  • The United States Has Repatriated 27 Americans from Syria and Iraq Including Ten Charged with Terrorism-Related Offenses for Their Support to ISIS
    In Crime News
    The International [Read More…]
  • Secretary Blinken’s Call with Guatemalan Foreign Minister Brolo
    In Crime Control and Security News
    Office of the [Read More…]
  • Austria National Day
    In Crime Control and Security News
    Michael R. Pompeo, [Read More…]
  • Designation of Al-Qa’ida-Linked Financial Facilitators
    In Crime Control and Security News
    Antony J. Blinken, [Read More…]
  • Promoting Fair and Transparent Selection of Justices to Guatemala’s Constitutional Court

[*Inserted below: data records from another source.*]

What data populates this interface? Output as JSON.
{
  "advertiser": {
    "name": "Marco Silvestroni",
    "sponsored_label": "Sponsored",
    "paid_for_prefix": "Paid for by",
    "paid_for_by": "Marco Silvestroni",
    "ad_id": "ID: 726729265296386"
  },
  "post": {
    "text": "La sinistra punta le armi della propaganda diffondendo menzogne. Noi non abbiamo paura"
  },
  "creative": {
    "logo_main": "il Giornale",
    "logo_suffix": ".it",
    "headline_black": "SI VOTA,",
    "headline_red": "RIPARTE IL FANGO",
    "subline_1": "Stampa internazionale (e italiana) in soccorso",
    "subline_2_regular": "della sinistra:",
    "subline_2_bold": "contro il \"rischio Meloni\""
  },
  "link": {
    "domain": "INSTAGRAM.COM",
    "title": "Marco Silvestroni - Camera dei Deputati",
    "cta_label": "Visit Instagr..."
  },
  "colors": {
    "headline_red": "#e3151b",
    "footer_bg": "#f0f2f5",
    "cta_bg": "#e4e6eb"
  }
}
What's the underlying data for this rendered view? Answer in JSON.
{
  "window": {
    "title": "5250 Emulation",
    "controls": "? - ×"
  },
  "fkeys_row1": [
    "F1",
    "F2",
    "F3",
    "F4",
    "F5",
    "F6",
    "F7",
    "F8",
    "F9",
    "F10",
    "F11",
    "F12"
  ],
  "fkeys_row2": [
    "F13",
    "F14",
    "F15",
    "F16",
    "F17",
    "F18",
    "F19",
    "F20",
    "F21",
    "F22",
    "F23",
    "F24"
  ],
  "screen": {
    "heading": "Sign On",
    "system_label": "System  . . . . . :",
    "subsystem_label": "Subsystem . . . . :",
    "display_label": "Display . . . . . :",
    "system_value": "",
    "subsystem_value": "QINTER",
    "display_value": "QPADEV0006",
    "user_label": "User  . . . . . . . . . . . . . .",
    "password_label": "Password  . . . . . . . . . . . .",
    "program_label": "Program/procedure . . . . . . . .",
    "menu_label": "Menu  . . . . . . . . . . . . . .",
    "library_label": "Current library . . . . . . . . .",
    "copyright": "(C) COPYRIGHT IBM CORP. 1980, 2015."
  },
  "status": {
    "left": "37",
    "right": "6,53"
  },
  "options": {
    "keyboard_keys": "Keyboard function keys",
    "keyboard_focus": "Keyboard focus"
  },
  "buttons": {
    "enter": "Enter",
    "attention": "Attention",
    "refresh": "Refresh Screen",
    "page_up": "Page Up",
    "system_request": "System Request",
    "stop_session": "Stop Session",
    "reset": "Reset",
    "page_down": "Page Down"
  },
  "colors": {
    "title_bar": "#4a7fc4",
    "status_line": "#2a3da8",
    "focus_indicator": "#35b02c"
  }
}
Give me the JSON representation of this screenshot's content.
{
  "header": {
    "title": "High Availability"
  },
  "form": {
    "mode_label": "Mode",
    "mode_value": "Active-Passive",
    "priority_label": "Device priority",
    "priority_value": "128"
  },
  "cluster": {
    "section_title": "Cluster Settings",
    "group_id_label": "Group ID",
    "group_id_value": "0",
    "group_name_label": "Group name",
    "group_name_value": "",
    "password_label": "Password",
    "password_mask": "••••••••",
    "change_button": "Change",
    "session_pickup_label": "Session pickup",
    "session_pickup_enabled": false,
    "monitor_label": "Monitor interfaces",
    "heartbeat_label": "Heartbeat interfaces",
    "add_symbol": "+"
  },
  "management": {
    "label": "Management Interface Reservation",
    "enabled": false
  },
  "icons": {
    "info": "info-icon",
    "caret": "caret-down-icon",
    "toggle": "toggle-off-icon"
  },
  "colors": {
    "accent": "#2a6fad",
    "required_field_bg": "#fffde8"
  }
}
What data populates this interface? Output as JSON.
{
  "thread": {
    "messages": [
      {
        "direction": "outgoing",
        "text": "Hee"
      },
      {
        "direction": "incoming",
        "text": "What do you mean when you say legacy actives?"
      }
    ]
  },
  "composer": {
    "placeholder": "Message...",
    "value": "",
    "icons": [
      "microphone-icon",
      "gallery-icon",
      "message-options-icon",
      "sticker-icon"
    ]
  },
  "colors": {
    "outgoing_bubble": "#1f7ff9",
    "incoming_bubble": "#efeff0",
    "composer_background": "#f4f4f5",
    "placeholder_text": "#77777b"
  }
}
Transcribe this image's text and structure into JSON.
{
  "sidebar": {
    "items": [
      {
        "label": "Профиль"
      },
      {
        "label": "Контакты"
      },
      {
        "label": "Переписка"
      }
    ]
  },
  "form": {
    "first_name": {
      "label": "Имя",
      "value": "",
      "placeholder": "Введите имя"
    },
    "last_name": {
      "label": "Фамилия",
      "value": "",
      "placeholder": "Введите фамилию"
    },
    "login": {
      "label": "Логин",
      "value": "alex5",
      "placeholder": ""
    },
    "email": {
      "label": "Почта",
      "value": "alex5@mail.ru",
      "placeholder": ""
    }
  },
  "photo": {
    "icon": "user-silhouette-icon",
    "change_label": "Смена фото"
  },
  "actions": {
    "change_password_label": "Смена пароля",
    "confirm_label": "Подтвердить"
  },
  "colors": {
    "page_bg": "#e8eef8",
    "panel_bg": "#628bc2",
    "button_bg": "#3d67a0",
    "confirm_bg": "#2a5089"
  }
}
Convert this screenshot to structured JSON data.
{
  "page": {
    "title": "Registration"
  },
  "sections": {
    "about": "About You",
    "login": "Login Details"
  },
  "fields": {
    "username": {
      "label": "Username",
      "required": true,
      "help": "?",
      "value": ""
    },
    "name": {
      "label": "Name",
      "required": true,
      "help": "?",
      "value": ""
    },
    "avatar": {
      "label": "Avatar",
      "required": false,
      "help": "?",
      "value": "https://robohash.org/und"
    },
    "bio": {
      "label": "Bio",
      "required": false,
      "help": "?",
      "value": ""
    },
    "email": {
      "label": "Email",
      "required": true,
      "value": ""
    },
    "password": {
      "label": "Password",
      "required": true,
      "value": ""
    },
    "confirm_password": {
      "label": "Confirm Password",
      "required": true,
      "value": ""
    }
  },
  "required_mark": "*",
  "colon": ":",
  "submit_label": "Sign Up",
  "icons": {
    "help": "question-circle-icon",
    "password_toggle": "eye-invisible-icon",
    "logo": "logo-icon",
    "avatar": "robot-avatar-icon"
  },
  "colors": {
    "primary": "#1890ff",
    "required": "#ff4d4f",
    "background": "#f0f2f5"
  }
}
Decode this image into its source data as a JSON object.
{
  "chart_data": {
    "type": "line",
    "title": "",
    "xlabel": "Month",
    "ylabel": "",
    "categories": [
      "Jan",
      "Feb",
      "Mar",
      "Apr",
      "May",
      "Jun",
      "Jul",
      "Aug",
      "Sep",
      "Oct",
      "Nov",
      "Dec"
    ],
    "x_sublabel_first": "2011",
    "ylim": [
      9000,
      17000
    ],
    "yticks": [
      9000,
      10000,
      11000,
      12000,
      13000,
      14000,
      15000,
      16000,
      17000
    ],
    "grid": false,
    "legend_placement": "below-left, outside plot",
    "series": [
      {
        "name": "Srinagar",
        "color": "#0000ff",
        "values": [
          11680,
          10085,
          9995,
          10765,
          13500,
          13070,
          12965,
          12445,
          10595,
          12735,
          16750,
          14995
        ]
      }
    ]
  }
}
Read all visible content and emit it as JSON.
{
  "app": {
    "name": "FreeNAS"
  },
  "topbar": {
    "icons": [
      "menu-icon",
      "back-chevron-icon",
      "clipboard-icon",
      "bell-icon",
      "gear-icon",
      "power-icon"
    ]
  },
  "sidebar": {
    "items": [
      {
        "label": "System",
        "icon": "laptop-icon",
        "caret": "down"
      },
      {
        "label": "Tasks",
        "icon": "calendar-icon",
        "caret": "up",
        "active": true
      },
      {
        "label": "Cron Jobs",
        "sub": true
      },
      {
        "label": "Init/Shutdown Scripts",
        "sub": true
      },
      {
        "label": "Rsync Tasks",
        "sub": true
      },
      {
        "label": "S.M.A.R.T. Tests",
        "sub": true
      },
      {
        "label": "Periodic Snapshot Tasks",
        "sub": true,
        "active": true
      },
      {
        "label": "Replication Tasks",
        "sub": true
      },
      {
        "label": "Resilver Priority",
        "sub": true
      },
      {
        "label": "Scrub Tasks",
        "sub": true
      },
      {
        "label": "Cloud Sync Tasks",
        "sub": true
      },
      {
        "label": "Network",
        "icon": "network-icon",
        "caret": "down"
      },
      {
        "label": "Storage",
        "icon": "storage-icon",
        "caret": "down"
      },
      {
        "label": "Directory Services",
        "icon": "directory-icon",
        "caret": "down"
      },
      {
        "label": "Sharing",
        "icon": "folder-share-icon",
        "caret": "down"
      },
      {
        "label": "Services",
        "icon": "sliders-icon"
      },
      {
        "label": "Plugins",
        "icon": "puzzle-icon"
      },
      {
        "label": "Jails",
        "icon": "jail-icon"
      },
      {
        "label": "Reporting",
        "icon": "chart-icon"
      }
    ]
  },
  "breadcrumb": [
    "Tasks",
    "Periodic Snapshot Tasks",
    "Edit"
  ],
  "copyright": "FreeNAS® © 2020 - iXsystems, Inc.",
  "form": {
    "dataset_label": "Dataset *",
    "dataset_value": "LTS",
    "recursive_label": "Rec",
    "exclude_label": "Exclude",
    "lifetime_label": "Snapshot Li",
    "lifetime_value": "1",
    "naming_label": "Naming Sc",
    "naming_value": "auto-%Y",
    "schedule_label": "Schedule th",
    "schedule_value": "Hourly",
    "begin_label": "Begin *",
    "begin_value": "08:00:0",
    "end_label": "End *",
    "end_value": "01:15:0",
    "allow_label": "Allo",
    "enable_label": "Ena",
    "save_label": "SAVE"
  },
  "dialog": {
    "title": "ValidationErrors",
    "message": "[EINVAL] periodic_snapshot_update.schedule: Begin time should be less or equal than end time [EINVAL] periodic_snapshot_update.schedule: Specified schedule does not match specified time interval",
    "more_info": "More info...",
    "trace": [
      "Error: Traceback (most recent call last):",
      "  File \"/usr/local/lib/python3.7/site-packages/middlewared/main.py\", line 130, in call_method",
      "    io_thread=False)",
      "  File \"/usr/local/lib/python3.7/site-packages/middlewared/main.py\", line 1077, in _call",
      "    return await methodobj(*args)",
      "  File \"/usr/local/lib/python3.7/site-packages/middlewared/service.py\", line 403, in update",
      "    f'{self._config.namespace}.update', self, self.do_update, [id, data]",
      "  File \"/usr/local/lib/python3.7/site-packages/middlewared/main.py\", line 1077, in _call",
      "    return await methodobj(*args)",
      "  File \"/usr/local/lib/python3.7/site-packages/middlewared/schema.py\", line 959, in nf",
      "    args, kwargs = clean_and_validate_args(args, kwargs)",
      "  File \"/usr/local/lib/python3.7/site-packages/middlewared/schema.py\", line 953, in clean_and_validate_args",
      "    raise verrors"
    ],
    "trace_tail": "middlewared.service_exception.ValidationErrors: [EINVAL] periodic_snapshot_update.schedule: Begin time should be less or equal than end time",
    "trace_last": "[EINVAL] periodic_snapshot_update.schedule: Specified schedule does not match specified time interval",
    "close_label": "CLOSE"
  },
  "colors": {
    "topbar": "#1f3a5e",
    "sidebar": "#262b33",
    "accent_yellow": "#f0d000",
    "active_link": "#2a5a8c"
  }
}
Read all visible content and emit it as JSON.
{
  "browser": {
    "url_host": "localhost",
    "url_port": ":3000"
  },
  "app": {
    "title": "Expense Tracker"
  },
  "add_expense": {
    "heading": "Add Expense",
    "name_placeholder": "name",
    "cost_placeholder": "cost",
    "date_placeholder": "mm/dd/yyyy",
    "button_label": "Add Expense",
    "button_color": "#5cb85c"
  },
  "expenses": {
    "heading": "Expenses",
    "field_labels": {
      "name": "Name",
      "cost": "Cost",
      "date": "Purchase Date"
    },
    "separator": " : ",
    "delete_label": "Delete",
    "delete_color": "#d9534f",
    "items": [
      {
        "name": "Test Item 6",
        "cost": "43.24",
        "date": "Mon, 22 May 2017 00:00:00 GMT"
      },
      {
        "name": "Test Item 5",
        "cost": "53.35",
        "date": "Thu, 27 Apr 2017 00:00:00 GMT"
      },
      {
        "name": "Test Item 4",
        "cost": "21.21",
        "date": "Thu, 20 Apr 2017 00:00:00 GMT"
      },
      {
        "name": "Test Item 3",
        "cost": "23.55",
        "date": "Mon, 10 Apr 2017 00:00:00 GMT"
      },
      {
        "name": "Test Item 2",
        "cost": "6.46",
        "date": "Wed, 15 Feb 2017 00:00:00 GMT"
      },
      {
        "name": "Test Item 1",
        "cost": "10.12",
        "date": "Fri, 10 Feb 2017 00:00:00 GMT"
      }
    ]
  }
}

    In Crime Control and Security News
    Ned Price, Department [Read More…]
  • Secretary Blinken’s Call with French Foreign Minister Le Drian
    In Crime Control and Security News
    Office of the [Read More…]
  • Djibouti Travel Advisory
    In Travel
    Reconsider travel to [Read More…]
  • Venezuela Travel Advisory
    In Travel
    Do not travel to [Read More…]
  • Alabama Man Sentenced to Prison for Tax Evasion
    In Crime News
    An Alabama man was sentenced to serve 12 months in prison for tax evasion, Principal Deputy Assistant Attorney General Richard E. Zuckerman of the Justice Department’s Tax Division and U.S. Attorney Prim Escalona for the Northern District of Alabama announced today.
    [Read More…]
  • Brunei National Day
    In Crime Control and Security News
    Office of the [Read More…]
  • Department Press Briefing – February 2, 2021
    In Crime Control and Security News
    Ned Price, Department [Read More…]
  • Sheriff of Franklin County, Arkansas Found Guilty of Assaulting Two Individuals in Custody
    In Crime News
    A federal jury convicted the Sheriff of Franklin County, Arkansas today on two counts of deprivation of rights under color of law.
    [Read More…]
  • The United States and ASEAN: Strategic Partners for the Indo-Pacific
    In Crime Control and Security News
    Antony J. Blinken, [Read More…]
Network News © 2005 Area.Control.Network™ All rights reserved.